Task goal: In the listing that follows, count the lines holding the word "안전하게" and report only that number.

Data listing:
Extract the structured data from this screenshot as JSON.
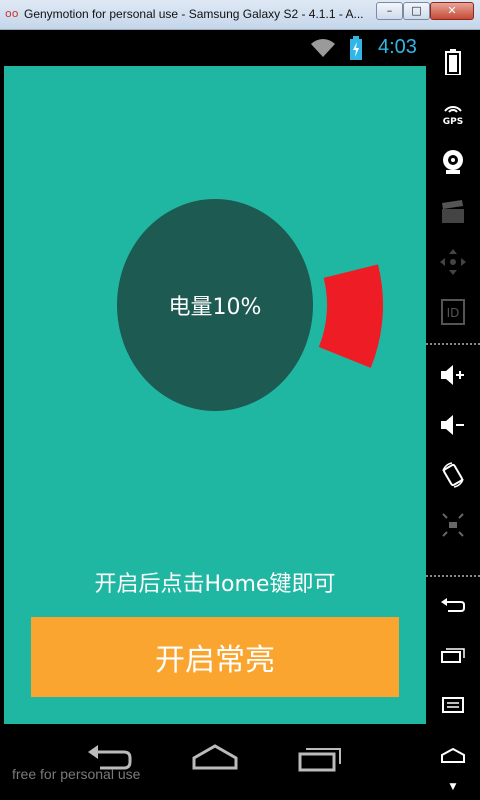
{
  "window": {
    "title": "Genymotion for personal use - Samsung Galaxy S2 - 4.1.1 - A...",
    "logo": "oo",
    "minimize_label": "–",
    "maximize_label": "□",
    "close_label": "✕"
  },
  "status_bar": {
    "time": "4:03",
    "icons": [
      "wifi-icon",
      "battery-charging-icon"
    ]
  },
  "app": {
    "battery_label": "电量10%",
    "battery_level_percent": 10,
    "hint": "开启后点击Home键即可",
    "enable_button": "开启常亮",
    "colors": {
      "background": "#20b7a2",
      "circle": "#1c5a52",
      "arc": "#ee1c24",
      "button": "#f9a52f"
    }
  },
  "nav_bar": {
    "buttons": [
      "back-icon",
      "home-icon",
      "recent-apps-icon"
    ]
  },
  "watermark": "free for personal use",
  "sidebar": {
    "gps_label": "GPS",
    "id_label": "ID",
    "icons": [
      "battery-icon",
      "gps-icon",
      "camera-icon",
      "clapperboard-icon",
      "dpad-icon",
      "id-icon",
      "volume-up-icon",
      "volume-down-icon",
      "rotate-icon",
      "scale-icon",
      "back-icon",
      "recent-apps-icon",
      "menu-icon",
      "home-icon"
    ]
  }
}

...

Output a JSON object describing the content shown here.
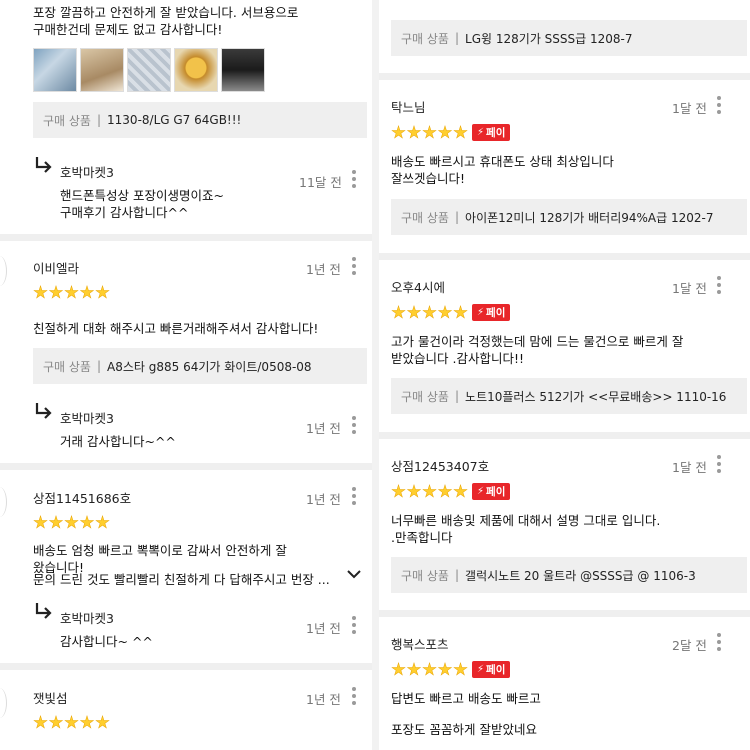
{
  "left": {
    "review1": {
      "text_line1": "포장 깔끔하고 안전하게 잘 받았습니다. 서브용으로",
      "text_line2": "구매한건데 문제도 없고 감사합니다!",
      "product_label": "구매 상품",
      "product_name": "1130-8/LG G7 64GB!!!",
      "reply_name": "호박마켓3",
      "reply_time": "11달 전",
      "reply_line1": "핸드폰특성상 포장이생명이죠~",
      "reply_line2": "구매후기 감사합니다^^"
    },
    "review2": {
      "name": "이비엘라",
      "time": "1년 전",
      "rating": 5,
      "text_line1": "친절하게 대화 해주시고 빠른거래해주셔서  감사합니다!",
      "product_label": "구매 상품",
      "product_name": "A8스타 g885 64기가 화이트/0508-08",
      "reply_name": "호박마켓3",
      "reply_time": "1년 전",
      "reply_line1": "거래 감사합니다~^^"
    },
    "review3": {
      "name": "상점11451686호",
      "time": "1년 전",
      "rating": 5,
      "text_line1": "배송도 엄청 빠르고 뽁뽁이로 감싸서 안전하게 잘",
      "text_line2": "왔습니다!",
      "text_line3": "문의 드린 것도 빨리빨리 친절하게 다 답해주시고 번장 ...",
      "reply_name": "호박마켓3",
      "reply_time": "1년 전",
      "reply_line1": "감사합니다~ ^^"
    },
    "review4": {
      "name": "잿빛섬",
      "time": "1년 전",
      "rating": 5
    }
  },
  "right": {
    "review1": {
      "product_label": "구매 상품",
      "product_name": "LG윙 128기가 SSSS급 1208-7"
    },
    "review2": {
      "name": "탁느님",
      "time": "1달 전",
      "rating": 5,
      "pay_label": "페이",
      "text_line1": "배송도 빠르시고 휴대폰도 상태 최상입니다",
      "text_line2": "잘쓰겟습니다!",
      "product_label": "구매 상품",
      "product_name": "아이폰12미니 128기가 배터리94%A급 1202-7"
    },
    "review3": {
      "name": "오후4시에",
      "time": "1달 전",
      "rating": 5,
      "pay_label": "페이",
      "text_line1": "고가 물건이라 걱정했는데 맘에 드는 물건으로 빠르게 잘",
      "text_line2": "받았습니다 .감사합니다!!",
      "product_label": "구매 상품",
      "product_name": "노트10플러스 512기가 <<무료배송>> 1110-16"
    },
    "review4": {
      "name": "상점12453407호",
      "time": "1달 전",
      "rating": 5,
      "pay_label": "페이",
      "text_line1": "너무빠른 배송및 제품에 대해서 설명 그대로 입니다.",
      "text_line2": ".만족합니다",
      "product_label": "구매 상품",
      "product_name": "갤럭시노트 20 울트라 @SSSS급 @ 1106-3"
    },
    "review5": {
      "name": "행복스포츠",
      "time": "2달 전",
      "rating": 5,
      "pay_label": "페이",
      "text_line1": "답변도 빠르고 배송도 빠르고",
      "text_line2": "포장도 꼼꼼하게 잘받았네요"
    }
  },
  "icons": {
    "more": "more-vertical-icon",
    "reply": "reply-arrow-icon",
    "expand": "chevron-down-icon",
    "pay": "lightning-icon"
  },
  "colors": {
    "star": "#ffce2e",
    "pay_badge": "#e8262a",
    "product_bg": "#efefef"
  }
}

Solution for this exercise: 2